__Exercise aim__
Retype all data exactly as given. Pictures should not be retyped.

*** Begin section ***

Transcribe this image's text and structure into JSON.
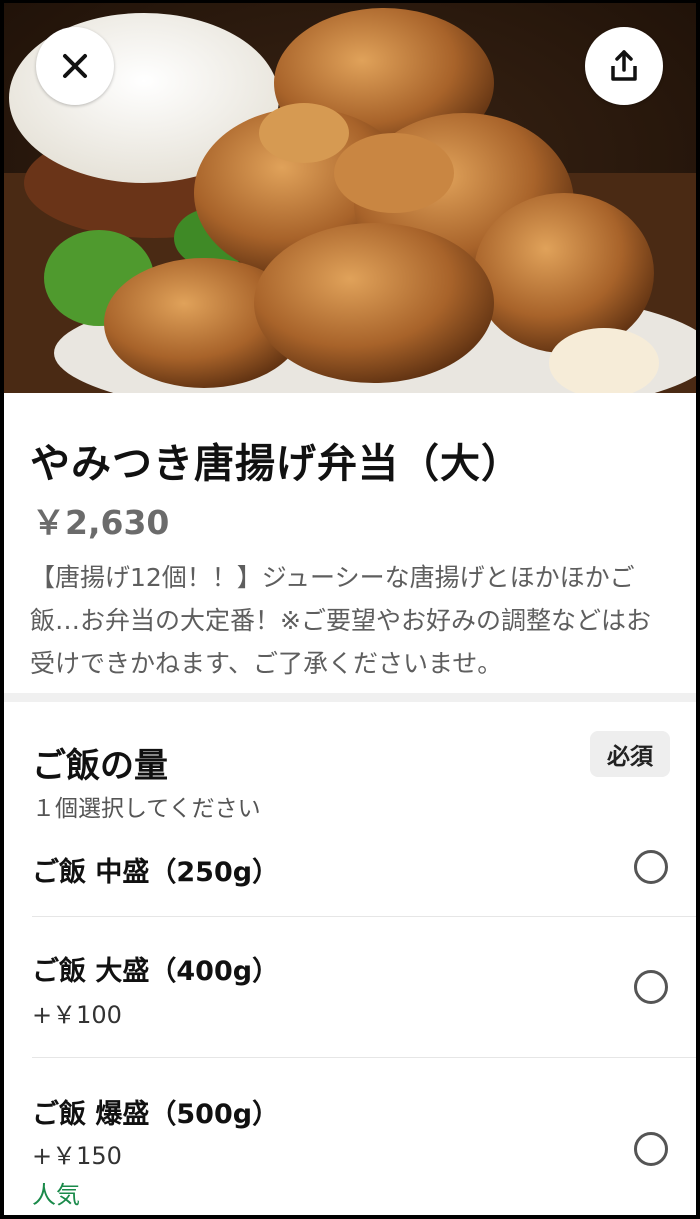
{
  "header": {
    "close_icon": "close-icon",
    "share_icon": "share-icon"
  },
  "product": {
    "title": "やみつき唐揚げ弁当（大）",
    "price": "￥2,630",
    "description": "【唐揚げ12個！！】ジューシーな唐揚げとほかほかご飯…お弁当の大定番！※ご要望やお好みの調整などはお受けできかねます、ご了承くださいませ。"
  },
  "options_group": {
    "title": "ご飯の量",
    "subtitle": "１個選択してください",
    "badge": "必須",
    "options": [
      {
        "label": "ご飯 中盛（250g）",
        "price": "",
        "tag": ""
      },
      {
        "label": "ご飯 大盛（400g）",
        "price": "+￥100",
        "tag": ""
      },
      {
        "label": "ご飯 爆盛（500g）",
        "price": "+￥150",
        "tag": "人気"
      }
    ]
  },
  "colors": {
    "accent_green": "#1a8a4a",
    "price_gray": "#6b6b6b",
    "band_gray": "#f0f0f0"
  }
}
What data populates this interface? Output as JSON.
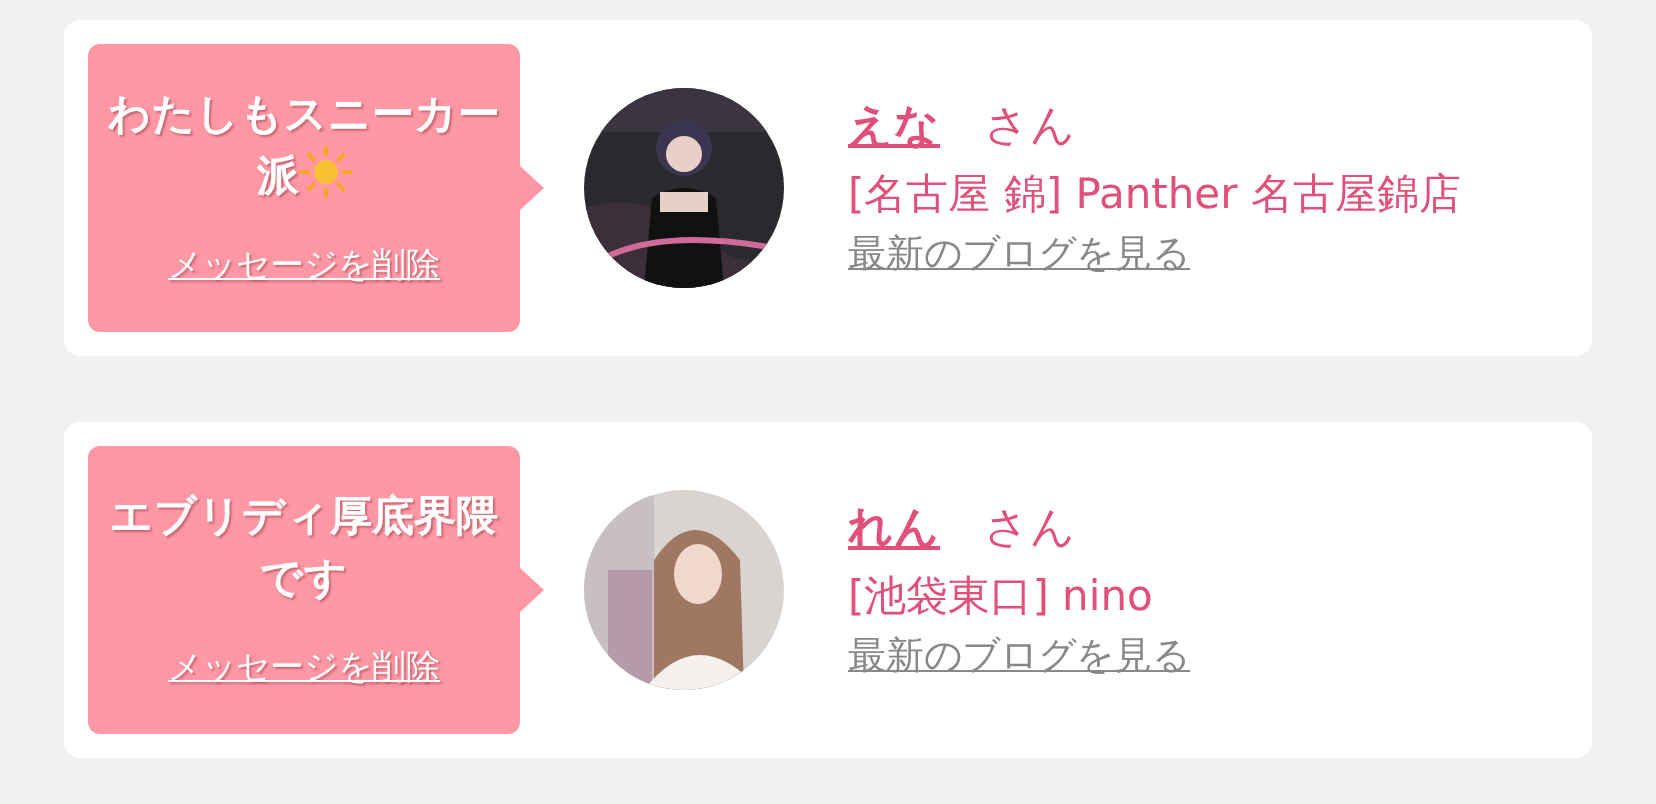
{
  "messages": [
    {
      "kind": "with_icon",
      "message": "わたしもスニーカー派",
      "delete_link": "メッセージを削除",
      "name": "えな",
      "honorific": "さん",
      "shop": "[名古屋 錦] Panther 名古屋錦店",
      "blog_link": "最新のブログを見る"
    },
    {
      "kind": "plain",
      "message": "エブリディ厚底界隈です",
      "delete_link": "メッセージを削除",
      "name": "れん",
      "honorific": "さん",
      "shop": "[池袋東口] nino",
      "blog_link": "最新のブログを見る"
    }
  ]
}
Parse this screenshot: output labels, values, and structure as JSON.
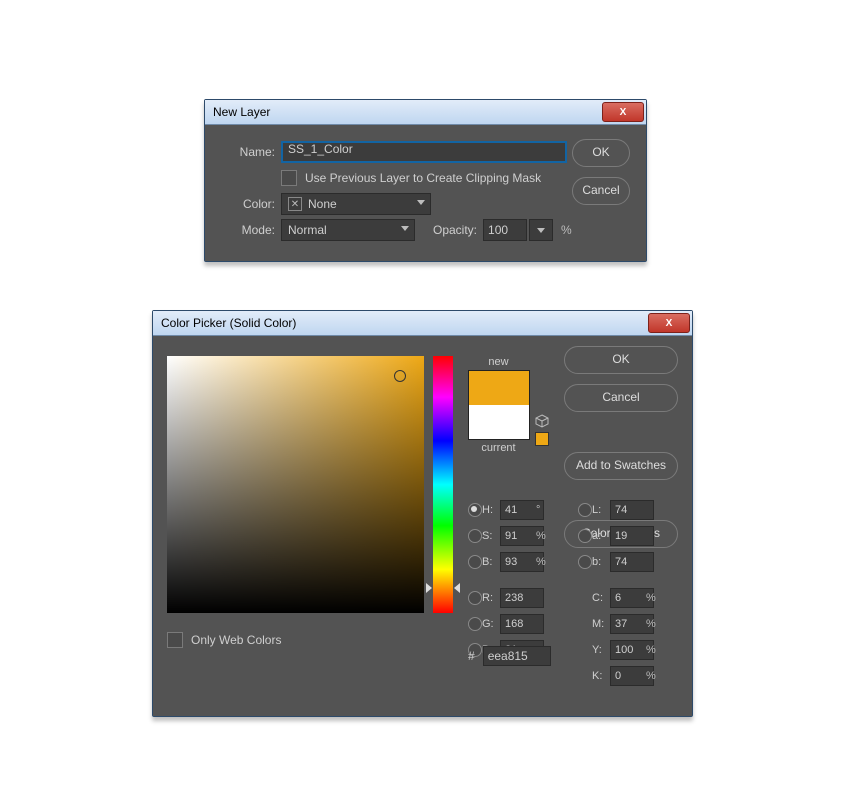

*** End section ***

__Problem solution__
Transcribe this image's text and structure into JSON.
{
  "header": {
    "close_icon": "close-icon",
    "share_icon": "share-icon"
  },
  "product": {
    "title": "やみつき唐揚げ弁当（大）",
    "price": "￥2,630",
    "description": "【唐揚げ12個！！】ジューシーな唐揚げとほかほかご飯…お弁当の大定番！※ご要望やお好みの調整などはお受けできかねます、ご了承くださいませ。"
  },
  "options_group": {
    "title": "ご飯の量",
    "subtitle": "１個選択してください",
    "badge": "必須",
    "options": [
      {
        "label": "ご飯 中盛（250g）",
        "price": "",
        "tag": ""
      },
      {
        "label": "ご飯 大盛（400g）",
        "price": "+￥100",
        "tag": ""
      },
      {
        "label": "ご飯 爆盛（500g）",
        "price": "+￥150",
        "tag": "人気"
      }
    ]
  },
  "colors": {
    "accent_green": "#1a8a4a",
    "price_gray": "#6b6b6b",
    "band_gray": "#f0f0f0"
  }
}
What data populates this interface? Output as JSON.
{
  "messages": [
    {
      "kind": "with_icon",
      "message": "わたしもスニーカー派",
      "delete_link": "メッセージを削除",
      "name": "えな",
      "honorific": "さん",
      "shop": "[名古屋 錦] Panther 名古屋錦店",
      "blog_link": "最新のブログを見る"
    },
    {
      "kind": "plain",
      "message": "エブリディ厚底界隈です",
      "delete_link": "メッセージを削除",
      "name": "れん",
      "honorific": "さん",
      "shop": "[池袋東口] nino",
      "blog_link": "最新のブログを見る"
    }
  ]
}
Parse this screenshot: output labels, values, and structure as JSON.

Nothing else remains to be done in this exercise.